The author of this article is 18 years old and is thus legally allowed to talk about herself masturbating in the continental United States.
It is once again that time of year where returning college students make the long, weary trek back to their mediocre dorm rooms, and wide-eyed freshmen enter into a world of no parents, crushing homework, and sketchy dorm mates with eager anticipation. This year, I am one of those freshmen. While everyone’s first “official” day on campus after moving in is a little unnerving, I feel like I have a first day story to top the masses—on my first day as a freshman in college, I admitted to my entire class that I masturbate. But let me start from the beginning.
I feel as though my university* is wonderfully progressive in that one of the mandatory first-day assemblies it runs for freshmen is a sex-positive/healthy sex presentation by a former dominatrix and comedian*. Her act opened up by promising us, the audience, that if we answered a question, no matter how silly the answer, we would receive a Frisbee bearing the logo of our university. The first question—it was about the technical term for performing oral sex on a woman**–came and went with no big incident, and then came THE question.
“Stand up,” the presenter said, “if you have masturbated today.”
Just to clarify, I had not participated in private pleasures of the flesh that day, but as soon as I heard the word “masturbated,” I shot out of my seat. This is my chance, I thought. Now I’ll have to get one of those Frisbees. By the time I heard the word “today,” it was too late; not only was I already standing up, but out of the entire freshman class, I was the ONLY PERSON who was standing up. I was mortified. To add to my chagrin, most of the guys in the room stood up after me—to applaud me. As soon as I could, I sunk back down to my seat, while my friends howled with laughter. Probably the most embarrassing part was that I immediately texted my girlfriend to tell her about the situation, and she responded with “I know.” It turns out that her co-workers (she works for the university) were in the room and were quick to inform her about my new-found celebrity status.
I expected a lot of people to come up to me and joke around about what had happened afterwards. And they did. What shocked me was the amount of girls who came up to me afterwards to tell me that they were proud of me. That what I did was brave. That I was some kind of inspiration. And that made me so sad, because what does it show if your sexual inspiration is the weird girl who made a fool out of herself the first day of college? Talking to these girls reinforced what I already knew—girls are not comfortable with their sensuality or their bodies and even worse, they’re not educated on either topic.
I remember being in middle school and my best friend telling me she put a towel on as soon as she got out of the shower because she thought seeing her own body naked was too wanton. Before I got my period for the first time, my mother told me that when my grandmother got her period, she thought she was dying, and tried to send her body into shock to combat it. What horrified me more than that fact was that my grandmother must have introduced my mother to puberty by telling her that story, and now my mother was doing the same thing to me. And as educated as I claim to be about the human body, it took me an embarrassingly long time to learn what a “urethra” was, and it was only thanks to the deepest, darkest parts of the internet that I figured it out.

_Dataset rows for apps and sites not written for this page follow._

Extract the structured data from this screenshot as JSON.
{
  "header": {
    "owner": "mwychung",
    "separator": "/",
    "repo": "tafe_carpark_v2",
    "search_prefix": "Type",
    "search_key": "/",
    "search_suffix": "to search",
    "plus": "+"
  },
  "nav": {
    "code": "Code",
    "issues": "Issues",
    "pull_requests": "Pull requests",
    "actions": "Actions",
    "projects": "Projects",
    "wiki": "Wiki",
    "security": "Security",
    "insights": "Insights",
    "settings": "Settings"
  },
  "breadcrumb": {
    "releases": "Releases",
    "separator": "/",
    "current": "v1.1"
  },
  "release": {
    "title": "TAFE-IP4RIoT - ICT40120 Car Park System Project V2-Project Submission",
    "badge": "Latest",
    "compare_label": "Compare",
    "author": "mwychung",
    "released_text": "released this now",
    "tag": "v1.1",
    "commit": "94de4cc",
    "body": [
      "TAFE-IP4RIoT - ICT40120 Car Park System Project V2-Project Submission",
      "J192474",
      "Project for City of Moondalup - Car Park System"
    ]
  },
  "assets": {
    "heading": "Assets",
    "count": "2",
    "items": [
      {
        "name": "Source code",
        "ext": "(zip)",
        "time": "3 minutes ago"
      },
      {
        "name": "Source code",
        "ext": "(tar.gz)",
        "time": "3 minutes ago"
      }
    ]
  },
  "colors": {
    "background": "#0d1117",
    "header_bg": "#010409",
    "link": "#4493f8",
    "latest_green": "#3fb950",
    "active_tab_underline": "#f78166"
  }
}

Boys, however, know all about their bodies and what they’re supposed to do with it before they’re even old enough to know the implications. If I had been one boy in a sea of freshman standing up and boldly admitting to the mystery of masturbation, I’m sure there would have been less of a reaction. Definitely there would be no shock factor—society assumes that boys masturbate for their own pleasure, but the mainstream never implies sexual pleasure for females unless it’s in the context of someone else’s pleasure. For example, the classic “comedy” trope: the awkward male lead has an opportunity to have sex with the woman of his dreams, and while he satisfies himself—often prematurely—the women leaves either disgusted or offended, but most certainly unsatisfied. While this is an extreme example and shows a severely unflattering stereotype of both men and women, the implications are clear: sexual pleasure is for men only.
So what can we do? To start with, girls and women can make a point to educate themselves about their bodies and its functions, and when they’re ready, about its various “extras.” I can’t deconstruct all the societal systems that hold women back from this in one article, but hopefully but I can point out a glaring problem from my own experiences.
When it comes down to it, I’m glad I stood up in that assembly. Maybe I made an idiot out of myself, but at least I gave people something to think about. And at the very least, I gained my very first college nickname: “the girl who masturbates.” Hopefully by the end of my four years here, I won’t be the only one.
* university name and performer’s name are not included because I am not affiliated with either
** it’s “cunnilingus,” in case you didn’t know